I can think of two redeeming qualities for such sets of rules, if applied and understood correctly:
1. Eliminating indecision. If figuring out what to do is too difficult (or none of the options are better than others), you have a somewhat sane defaults to fall back to. Indecision has costs too.

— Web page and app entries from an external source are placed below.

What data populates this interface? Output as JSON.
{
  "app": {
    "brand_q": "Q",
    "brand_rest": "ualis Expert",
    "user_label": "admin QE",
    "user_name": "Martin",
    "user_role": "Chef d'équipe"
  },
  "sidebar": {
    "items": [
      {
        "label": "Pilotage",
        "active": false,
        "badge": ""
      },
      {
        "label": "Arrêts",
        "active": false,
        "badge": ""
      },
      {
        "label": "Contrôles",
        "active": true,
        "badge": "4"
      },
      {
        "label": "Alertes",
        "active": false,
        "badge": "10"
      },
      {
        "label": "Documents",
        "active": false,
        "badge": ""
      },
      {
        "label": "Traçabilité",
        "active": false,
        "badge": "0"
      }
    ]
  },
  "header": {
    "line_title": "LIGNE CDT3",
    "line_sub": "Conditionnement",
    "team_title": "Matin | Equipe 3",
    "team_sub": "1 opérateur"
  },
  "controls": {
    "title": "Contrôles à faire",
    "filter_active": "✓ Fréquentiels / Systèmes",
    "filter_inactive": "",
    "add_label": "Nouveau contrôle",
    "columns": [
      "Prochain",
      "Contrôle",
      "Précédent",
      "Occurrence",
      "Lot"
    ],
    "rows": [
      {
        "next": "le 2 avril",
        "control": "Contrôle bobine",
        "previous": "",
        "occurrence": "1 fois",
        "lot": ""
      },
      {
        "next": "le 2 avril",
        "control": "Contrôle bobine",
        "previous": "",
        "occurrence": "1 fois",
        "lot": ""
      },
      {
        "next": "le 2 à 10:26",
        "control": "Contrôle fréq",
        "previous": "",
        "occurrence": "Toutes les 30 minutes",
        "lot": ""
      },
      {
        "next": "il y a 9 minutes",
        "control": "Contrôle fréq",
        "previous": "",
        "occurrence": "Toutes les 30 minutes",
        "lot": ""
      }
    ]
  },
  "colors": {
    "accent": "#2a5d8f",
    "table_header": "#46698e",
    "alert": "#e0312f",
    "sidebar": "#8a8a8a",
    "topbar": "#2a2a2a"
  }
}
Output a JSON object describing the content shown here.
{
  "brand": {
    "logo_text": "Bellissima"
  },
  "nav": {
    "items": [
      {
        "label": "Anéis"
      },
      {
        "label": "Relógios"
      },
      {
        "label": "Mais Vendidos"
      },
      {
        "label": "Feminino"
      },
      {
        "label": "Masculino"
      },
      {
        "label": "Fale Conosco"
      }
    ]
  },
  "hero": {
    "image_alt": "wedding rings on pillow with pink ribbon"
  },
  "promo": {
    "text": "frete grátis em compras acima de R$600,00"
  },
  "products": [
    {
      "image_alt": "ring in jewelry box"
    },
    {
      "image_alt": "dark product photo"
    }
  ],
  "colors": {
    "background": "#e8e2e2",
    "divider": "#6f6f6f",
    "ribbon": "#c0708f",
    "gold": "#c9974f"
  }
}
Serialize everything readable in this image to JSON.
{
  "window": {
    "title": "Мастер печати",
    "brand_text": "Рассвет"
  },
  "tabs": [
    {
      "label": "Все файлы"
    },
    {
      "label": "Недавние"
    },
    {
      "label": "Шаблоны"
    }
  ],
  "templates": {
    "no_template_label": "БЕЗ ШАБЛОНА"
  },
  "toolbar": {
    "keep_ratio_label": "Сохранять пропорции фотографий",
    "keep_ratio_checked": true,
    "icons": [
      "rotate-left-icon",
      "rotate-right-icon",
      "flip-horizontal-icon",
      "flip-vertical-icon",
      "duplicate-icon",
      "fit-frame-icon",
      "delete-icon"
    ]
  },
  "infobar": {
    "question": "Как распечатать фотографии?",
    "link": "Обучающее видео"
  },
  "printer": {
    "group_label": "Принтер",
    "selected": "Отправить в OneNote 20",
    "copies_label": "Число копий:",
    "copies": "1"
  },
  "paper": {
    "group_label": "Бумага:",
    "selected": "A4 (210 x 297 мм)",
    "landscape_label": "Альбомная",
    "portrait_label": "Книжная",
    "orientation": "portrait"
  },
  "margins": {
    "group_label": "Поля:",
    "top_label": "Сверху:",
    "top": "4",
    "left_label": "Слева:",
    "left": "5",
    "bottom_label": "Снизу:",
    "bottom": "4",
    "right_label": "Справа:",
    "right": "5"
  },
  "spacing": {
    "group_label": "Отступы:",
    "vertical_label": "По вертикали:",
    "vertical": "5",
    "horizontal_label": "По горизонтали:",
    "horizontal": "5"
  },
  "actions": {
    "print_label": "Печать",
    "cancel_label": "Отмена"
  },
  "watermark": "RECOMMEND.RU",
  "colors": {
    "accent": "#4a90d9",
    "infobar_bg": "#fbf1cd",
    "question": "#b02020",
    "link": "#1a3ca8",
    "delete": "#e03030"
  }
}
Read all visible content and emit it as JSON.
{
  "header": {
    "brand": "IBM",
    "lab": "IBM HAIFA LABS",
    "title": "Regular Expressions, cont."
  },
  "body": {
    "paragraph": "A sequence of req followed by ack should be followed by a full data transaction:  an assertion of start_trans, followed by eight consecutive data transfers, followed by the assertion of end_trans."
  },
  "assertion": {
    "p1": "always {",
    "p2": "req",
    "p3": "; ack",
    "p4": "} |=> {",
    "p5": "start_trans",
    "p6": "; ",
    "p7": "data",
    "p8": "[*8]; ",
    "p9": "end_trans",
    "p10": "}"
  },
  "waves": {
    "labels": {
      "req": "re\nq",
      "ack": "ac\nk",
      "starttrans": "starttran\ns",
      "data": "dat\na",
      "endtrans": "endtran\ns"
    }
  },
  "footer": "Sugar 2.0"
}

2. Making things more predictable upstream. Authorities may make up some rules that may not be most effective when applied by the bottom line, but they normalize the entire bottom line, making it easier to manage. This is similar to what we do with frameworks in software - we trade efficiency and flexibility for consistency, in order to build an abstraction layer that's less complex to work with. Misapplied, this of course leads to tragic/comical examples, both in organizations and in software (e.g. Electron).